(Items from a dataset)
+ + + + +

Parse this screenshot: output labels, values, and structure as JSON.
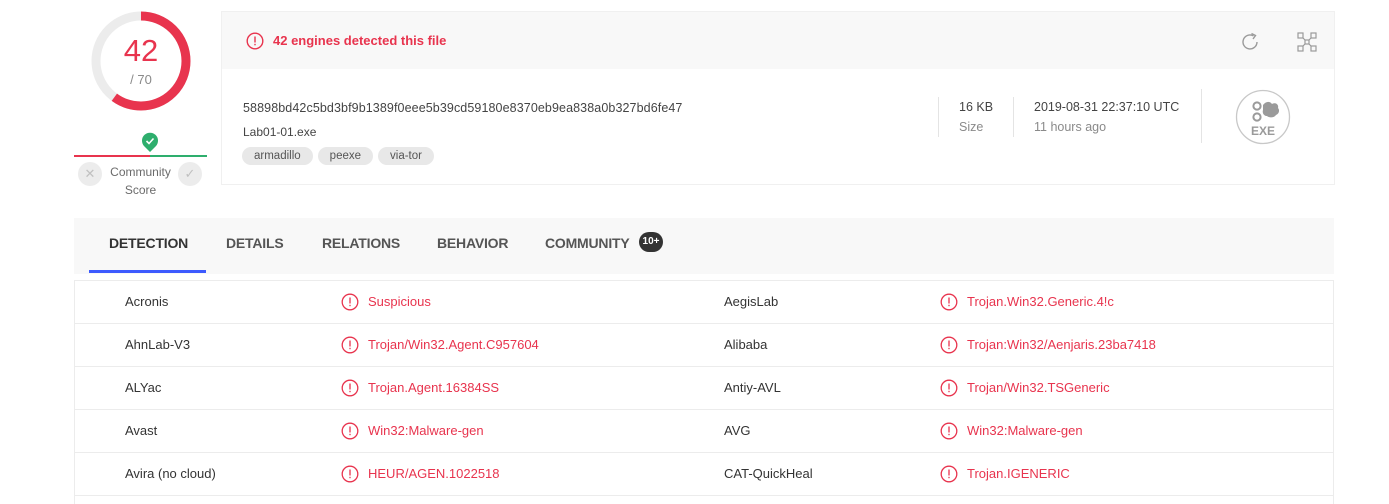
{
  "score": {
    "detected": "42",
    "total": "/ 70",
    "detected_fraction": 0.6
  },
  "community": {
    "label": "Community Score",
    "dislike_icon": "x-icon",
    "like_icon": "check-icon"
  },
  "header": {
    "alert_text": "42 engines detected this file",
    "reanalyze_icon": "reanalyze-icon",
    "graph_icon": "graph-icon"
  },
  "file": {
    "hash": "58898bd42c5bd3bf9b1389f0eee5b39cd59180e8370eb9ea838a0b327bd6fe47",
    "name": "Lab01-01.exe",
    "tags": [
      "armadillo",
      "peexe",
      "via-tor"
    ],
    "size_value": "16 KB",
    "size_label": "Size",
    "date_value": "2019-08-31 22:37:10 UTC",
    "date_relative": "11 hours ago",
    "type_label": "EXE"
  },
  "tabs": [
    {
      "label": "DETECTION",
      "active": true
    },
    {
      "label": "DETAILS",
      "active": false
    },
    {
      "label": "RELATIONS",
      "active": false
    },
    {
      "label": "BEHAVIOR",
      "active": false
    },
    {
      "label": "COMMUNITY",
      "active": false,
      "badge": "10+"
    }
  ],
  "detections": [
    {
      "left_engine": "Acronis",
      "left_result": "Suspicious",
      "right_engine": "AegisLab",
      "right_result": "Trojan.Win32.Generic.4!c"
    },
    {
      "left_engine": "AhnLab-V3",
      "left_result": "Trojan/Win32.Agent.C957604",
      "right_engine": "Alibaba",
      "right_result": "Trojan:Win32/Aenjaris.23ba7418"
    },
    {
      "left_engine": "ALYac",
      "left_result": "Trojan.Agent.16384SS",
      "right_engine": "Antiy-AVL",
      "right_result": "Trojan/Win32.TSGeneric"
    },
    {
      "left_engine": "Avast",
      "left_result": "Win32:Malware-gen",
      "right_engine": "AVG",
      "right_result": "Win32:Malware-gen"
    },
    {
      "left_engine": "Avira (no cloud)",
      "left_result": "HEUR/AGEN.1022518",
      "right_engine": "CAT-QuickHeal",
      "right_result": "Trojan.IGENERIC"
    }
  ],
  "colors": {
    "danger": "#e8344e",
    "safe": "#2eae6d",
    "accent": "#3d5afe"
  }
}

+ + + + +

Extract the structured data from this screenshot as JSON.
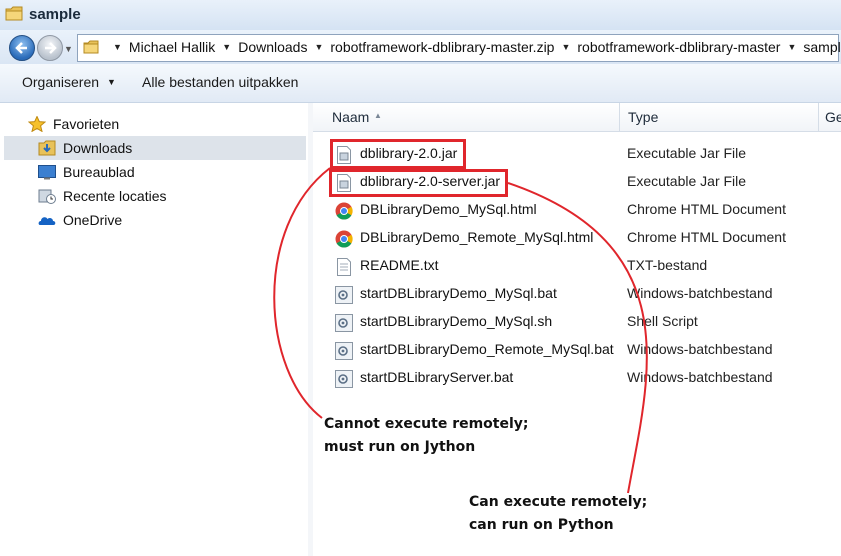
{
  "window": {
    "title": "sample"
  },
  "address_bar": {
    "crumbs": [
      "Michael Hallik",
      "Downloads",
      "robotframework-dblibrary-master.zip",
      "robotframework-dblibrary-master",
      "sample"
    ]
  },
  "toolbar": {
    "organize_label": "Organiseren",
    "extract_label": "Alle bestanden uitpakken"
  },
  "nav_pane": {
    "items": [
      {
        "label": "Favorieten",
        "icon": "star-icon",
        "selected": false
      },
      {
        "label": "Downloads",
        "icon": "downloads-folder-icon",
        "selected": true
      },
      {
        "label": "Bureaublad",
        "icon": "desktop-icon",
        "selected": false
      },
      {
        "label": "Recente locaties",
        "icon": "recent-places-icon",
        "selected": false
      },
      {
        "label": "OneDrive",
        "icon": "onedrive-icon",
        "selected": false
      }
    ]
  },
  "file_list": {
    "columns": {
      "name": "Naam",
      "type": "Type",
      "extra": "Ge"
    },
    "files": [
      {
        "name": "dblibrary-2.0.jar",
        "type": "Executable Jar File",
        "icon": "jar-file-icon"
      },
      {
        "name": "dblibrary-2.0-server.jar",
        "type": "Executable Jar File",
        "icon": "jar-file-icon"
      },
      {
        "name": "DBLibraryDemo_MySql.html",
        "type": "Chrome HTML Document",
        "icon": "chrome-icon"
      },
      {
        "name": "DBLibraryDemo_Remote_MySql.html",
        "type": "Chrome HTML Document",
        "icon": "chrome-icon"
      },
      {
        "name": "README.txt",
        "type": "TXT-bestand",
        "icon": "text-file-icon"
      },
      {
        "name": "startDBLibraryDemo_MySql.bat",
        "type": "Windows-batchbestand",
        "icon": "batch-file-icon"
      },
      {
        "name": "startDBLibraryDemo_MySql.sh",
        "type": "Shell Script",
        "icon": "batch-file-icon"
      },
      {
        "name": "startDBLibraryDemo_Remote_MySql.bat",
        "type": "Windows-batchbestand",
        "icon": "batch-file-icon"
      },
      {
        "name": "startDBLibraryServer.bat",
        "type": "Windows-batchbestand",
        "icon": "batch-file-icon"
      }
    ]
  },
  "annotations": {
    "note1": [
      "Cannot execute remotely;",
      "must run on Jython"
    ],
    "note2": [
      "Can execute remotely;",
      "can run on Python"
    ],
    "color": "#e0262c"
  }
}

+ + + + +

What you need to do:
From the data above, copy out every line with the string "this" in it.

Problem solution:
Parse this screenshot: output labels, values, and structure as JSON.
    "alert_text": "42 engines detected this file",
Extract the structured data from this screenshot as JSON.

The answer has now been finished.